Developing career resilience
Developing career resilience

Start this free course now. Just create an account and sign in. Enrol and complete the course for a free statement of participation or digital badge if available.

Free course

Developing career resilience

3.2 Keeping your self-esteem high

If you are going through times of transition, a difficult relationship, or your first weeks as a line manager, it can be hard to keep self-esteem high. Take five minutes to look through these tips from Mind (2015) and consider what you do – or could do more of – to remind yourself of more positive beliefs about yourself.

  • Do activities that you enjoy. 
  • Spend time with positive, supportive people.
  • Keep a notebook of positive comments people make to you.
  • Take photos of the work you are proud of, or the meal, DIY job or fancy dress costume that turned out well. One new mother wrote all her professional achievements on a t-shirt which she wore when sleepless nights and a new baby were overwhelming her sense of self.
  • Be helpful and considerate to others.
  • Try not to compare yourself to other people.
  • Try to do regular exercise, eat healthily and get enough sleep.
  • Be assertive – don’t let people treat you with a lack of respect.
  • Use self-help books and websites to develop helpful skills such as assertiveness or mindfulness.
  • Learn to challenge your negative beliefs.
  • Acknowledge your positive qualities and things you are good at.
  • Get into the habit of thinking and saying positive things about yourself.
(Mind, 2015)

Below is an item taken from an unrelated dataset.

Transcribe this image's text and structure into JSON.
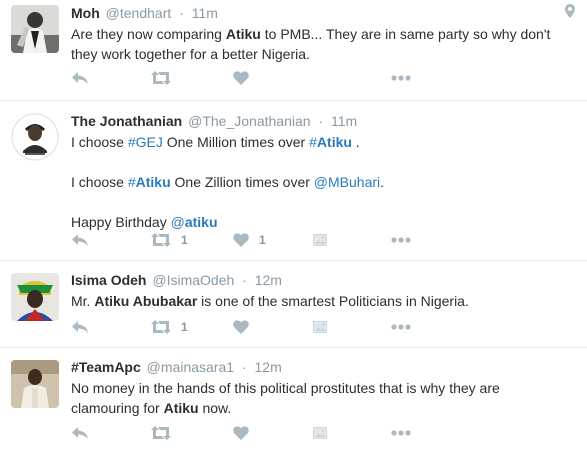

Bear in mind, too, that you don’t have to do this alone. Counsellors can help unpick where you are being harsh on yourself – your GP surgery can give referrals.

Which of these tips might make the biggest difference for you? How could you build it in so it becomes part of your routine, like Rebecca Fielding does on her drive home?

Skip Your course resources
DCR_1

Take your learning further

Making the decision to study can be a big step, which is why you'll want a trusted University. The Open University has 50 years’ experience delivering flexible learning and 170,000 students are studying with us right now. Take a look at all Open University courses.

If you are new to University-level study, we offer two introductory routes to our qualifications. You could either choose to start with an Access module, or a module which allows you to count your previous learning towards an Open University qualification. Read our guide on Where to take your learning next for more information.

Not ready for formal University study? Then browse over 1000 free courses on OpenLearn and sign up to our newsletter to hear about new free courses as they are released.

Every year, thousands of students decide to study with The Open University. With over 120 qualifications, we’ve got the right course for you.

Request an Open University prospectus371